National Energy Action (NEA) estimates that 8.5 million UK households will be in energy poverty from October, almost double the 4.5 million in October 2021.

According to the NEA, a household is considered in energy poverty if it has a low level of income and has to pay 10% or more on energy. The definition is also used unofficially in other European countries.

Food or heat

In the eastern English town of Grimsby, Philip Keetley hasn’t turned on the air conditioner this summer, even though heatwaves have brought record temperatures to Britain. With the money he has in his account, he couldn’t afford it.

“The cost of living has increased and you have to make do with the money you received when there was no crisis… I can either turn on the heating or eat,” he anticipated the “survival strategy” for the coming winter.

Keetley lost her job as a councilor in April and lives on welfare benefits of £600 (€709) a month. Half of the money goes on rent and what’s left barely affords everyday expenses. He only eats once a day and although he has minimized his energy consumption, he still pays over 15% of his income on bills.

A third of British households have reduced the use of ovens and microwaves, a third have reduced the number of showers and half have reduced the temperature in the colder months, according to a study by the Financial Fairness Trust.

Gas prices for households in most European countries in the first part of this year surpassed peaks recorded during previous crises in the 1970s, 1980s and 2000s, according to inflation-adjusted data from the International Energy Agency (IEA).

The situation in Europe is worse than in other developed economies. IEA data from 1978 to the present shows that although US household consumers have paid more for natural gas on average over the past four decades, the price of natural gas for European homes will surpass US levels in 2022.

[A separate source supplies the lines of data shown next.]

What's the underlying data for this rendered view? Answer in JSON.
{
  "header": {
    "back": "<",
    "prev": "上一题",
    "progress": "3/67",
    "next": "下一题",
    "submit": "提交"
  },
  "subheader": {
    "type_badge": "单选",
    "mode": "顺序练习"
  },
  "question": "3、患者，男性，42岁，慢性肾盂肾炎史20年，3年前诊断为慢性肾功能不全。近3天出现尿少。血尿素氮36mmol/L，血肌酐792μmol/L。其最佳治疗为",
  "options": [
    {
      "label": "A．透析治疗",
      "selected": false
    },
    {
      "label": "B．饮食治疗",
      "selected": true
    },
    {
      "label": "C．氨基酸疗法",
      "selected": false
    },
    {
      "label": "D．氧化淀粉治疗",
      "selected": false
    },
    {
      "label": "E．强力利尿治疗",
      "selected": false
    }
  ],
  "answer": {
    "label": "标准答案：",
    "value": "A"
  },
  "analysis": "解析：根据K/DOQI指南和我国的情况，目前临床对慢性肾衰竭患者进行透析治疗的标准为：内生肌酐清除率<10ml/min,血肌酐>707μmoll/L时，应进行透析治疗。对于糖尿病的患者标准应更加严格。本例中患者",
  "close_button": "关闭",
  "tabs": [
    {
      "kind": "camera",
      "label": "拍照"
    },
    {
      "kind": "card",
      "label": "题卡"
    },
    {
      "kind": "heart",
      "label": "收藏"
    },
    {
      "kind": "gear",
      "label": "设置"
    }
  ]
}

In Turkey, natural gas rates doubled in July compared to last year, while electricity prices rose by 67%, according to data from the country’s Statistics Institute.

Şeyda Bal, 27, from Istanbul, says she only uses the oven three times a month to save energy. Her husband takes the bus to work to save fuel, even though the journey takes three times as long.

Italy and Germany are, however, the most affected countries in the European Union by the increase in the price of natural gas.

Gas and electricity bills for an average Italian family rose to 5 percent of total household spending in July, up from 3.5 percent in 2019, according to data from economic research firm Prometeia. July’s level was the highest since 1995.

In the continent’s strongest economy, Germany, gas bills doubled in July compared to 2021, data published by the Check24 portal shows, while heating fuels for terraced houses rose in price by 78% in in May, compared to last year.

Ercan Erden (58) lives in Nidda, a town northwest of Frankfurt, and works at a mineral water bottling plant. “Now I shower and shave at work after finishing the program,” he revealed how he saves energy.